  • Firstly, you can receive the final report as a document which you can use in any way you see fit. However, this is less likely to actually instigate change.
  • Secondly, the consultant can deliver a presentation of the final results to all key stakeholders which has the advantage of ensuring everyone understands the key messages.
  • Finally, there is my preferred option - a facilitated strategy session which goes beyond a presentation. The consultant presents their findings in a structured way to key stakeholders and also facilitates discussion to enable the group to agree their priorities and actions as a result of the consultancy work.

Whilst each project is unique, hopefully this has given you an insight into what you can do to help us make the consultancy process more efficient and effective but most importantly deliver some real sustainable change across your business.

If you are interested in knowing more about how Remploy can help you protect your greatest asset… your people, then please contact us.

About Kath
I have worked for Remploy for over 10 years in a variety of roles both directly with disabled people, supporting colleagues to develop skills and for the last three years with a range of small, medium and large employers.

I have always worked in the field of disability. Prior to entering Remploy, I worked in supported living and day services for people with learning disabilities, complex physical needs, mental health issues and challenging behaviour. 

My role involves providing high quality disability products and services for a wide range of businesses and key to this is understanding both their aspirations and challenges. I have worked on our suite of training products as well as developing bespoke training solutions for The Education and Training Foundation (ETF), North Yorkshire County Council, Versus Arthritis and Nationwide Building Society. I have led on the Disability Confident consultancy projects with CHDA, Triage Central and Royal College of Paediatric and Child Health. 
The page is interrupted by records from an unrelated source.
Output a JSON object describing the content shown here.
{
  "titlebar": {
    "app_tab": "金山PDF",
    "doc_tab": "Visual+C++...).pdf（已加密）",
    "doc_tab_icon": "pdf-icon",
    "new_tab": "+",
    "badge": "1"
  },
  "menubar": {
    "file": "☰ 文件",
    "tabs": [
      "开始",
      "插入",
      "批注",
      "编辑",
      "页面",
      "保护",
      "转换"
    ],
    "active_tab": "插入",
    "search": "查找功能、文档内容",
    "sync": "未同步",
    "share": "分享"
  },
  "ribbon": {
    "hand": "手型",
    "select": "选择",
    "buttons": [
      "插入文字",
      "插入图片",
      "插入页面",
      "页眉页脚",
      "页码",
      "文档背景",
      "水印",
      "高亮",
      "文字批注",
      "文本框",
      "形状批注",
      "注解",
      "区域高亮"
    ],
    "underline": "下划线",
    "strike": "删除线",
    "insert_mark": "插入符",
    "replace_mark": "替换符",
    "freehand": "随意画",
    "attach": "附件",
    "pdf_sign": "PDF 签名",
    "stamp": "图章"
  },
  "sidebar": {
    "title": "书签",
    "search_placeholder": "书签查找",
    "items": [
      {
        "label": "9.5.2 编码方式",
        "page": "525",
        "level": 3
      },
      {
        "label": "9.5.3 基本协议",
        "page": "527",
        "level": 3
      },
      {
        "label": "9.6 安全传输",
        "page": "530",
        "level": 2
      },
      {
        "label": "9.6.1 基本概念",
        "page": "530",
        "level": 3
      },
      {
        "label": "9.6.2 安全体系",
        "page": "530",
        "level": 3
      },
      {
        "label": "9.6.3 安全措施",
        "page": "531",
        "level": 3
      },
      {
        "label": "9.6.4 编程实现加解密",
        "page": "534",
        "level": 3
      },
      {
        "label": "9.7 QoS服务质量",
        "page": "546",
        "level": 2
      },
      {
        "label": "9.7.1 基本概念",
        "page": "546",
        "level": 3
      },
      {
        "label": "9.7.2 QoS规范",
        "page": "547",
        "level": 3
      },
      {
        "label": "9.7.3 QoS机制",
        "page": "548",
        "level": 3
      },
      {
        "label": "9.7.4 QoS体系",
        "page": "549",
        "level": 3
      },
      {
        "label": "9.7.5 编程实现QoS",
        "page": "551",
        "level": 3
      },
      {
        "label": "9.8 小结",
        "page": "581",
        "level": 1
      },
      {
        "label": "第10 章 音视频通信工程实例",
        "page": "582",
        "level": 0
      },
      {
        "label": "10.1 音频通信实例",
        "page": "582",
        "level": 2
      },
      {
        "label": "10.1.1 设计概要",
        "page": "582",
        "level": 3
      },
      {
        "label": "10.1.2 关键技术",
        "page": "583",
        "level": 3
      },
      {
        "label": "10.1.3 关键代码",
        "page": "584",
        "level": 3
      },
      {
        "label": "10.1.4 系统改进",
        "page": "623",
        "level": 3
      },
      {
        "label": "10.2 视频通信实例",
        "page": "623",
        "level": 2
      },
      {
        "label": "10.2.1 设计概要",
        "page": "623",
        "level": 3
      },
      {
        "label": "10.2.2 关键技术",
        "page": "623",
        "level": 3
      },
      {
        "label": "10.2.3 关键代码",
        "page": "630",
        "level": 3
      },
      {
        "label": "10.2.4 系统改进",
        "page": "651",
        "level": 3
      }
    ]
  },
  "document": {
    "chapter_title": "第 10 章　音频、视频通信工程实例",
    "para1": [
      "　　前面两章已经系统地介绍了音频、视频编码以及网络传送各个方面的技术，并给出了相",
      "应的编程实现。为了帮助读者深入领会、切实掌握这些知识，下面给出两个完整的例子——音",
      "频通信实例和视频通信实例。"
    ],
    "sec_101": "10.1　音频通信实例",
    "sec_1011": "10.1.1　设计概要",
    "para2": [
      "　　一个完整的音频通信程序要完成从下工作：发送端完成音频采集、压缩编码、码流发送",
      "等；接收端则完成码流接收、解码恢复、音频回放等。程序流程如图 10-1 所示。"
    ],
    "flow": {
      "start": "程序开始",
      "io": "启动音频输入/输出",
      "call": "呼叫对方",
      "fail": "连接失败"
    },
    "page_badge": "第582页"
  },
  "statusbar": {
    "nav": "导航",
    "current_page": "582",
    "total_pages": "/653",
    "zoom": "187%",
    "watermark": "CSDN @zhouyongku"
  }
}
You may also be interested in reading our previous blogs on driving positive change through consultancy and consultancy - what does it really mean?